REQUIREMENT
Below are some records. Pull every line that contains the word "true".

RECORDS SUPPLIED
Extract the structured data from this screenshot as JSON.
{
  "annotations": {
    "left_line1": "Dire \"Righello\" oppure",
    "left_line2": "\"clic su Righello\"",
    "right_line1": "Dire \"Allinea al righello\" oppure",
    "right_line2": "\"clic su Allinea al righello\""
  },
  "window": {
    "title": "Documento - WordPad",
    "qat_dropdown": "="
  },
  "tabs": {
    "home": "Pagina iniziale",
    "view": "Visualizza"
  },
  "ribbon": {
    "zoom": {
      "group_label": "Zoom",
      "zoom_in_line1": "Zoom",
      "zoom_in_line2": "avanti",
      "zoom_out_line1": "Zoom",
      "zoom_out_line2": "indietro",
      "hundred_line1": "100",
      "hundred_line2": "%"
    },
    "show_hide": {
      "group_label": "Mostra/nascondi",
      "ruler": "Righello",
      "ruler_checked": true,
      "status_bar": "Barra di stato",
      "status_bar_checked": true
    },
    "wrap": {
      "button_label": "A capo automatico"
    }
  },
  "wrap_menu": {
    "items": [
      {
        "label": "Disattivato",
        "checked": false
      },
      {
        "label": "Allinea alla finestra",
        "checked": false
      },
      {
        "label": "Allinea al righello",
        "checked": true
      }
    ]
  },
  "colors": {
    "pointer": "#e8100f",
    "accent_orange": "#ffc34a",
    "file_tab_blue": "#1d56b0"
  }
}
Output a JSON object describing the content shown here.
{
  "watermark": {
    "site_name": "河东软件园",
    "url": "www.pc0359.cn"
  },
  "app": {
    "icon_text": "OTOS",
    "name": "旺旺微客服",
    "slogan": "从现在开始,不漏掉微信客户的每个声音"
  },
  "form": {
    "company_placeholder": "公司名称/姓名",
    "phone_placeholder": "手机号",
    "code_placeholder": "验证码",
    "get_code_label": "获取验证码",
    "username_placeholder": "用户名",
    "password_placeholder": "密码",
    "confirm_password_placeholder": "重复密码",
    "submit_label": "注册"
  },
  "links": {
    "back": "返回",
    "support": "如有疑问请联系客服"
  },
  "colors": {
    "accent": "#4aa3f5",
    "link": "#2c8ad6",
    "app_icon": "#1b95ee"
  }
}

REPLY TO THE TASK
      "ruler_checked": true,
      "status_bar_checked": true
        "checked": true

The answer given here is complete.